** TASK DESCRIPTION **
Your answer should be the full set of entries, given again without alteration.

** GIVEN DATA **
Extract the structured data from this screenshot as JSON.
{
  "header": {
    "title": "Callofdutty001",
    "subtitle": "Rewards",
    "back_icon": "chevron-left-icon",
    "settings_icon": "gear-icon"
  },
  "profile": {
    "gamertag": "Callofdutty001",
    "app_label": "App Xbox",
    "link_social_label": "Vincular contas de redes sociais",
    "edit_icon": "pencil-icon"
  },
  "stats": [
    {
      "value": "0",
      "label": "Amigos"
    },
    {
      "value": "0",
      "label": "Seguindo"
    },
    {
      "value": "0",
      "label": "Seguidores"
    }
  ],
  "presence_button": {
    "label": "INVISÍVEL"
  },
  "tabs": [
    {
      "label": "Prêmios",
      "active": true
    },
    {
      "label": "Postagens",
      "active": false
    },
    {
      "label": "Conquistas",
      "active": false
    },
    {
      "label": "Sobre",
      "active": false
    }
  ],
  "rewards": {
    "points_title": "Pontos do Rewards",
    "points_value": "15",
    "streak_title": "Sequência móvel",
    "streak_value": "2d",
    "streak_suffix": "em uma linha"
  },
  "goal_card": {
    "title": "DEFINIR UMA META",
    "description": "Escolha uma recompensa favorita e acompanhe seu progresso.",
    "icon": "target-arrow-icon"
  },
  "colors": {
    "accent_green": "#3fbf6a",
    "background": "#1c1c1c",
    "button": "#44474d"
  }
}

** TASK ANSWER **
Extract the structured data from this screenshot as JSON.
{
  "header": {
    "title": "Callofdutty001",
    "subtitle": "Rewards",
    "back_icon": "chevron-left-icon",
    "settings_icon": "gear-icon"
  },
  "profile": {
    "gamertag": "Callofdutty001",
    "app_label": "App Xbox",
    "link_social_label": "Vincular contas de redes sociais",
    "edit_icon": "pencil-icon"
  },
  "stats": [
    {
      "value": "0",
      "label": "Amigos"
    },
    {
      "value": "0",
      "label": "Seguindo"
    },
    {
      "value": "0",
      "label": "Seguidores"
    }
  ],
  "presence_button": {
    "label": "INVISÍVEL"
  },
  "tabs": [
    {
      "label": "Prêmios",
      "active": true
    },
    {
      "label": "Postagens",
      "active": false
    },
    {
      "label": "Conquistas",
      "active": false
    },
    {
      "label": "Sobre",
      "active": false
    }
  ],
  "rewards": {
    "points_title": "Pontos do Rewards",
    "points_value": "15",
    "streak_title": "Sequência móvel",
    "streak_value": "2d",
    "streak_suffix": "em uma linha"
  },
  "goal_card": {
    "title": "DEFINIR UMA META",
    "description": "Escolha uma recompensa favorita e acompanhe seu progresso.",
    "icon": "target-arrow-icon"
  },
  "colors": {
    "accent_green": "#3fbf6a",
    "background": "#1c1c1c",
    "button": "#44474d"
  }
}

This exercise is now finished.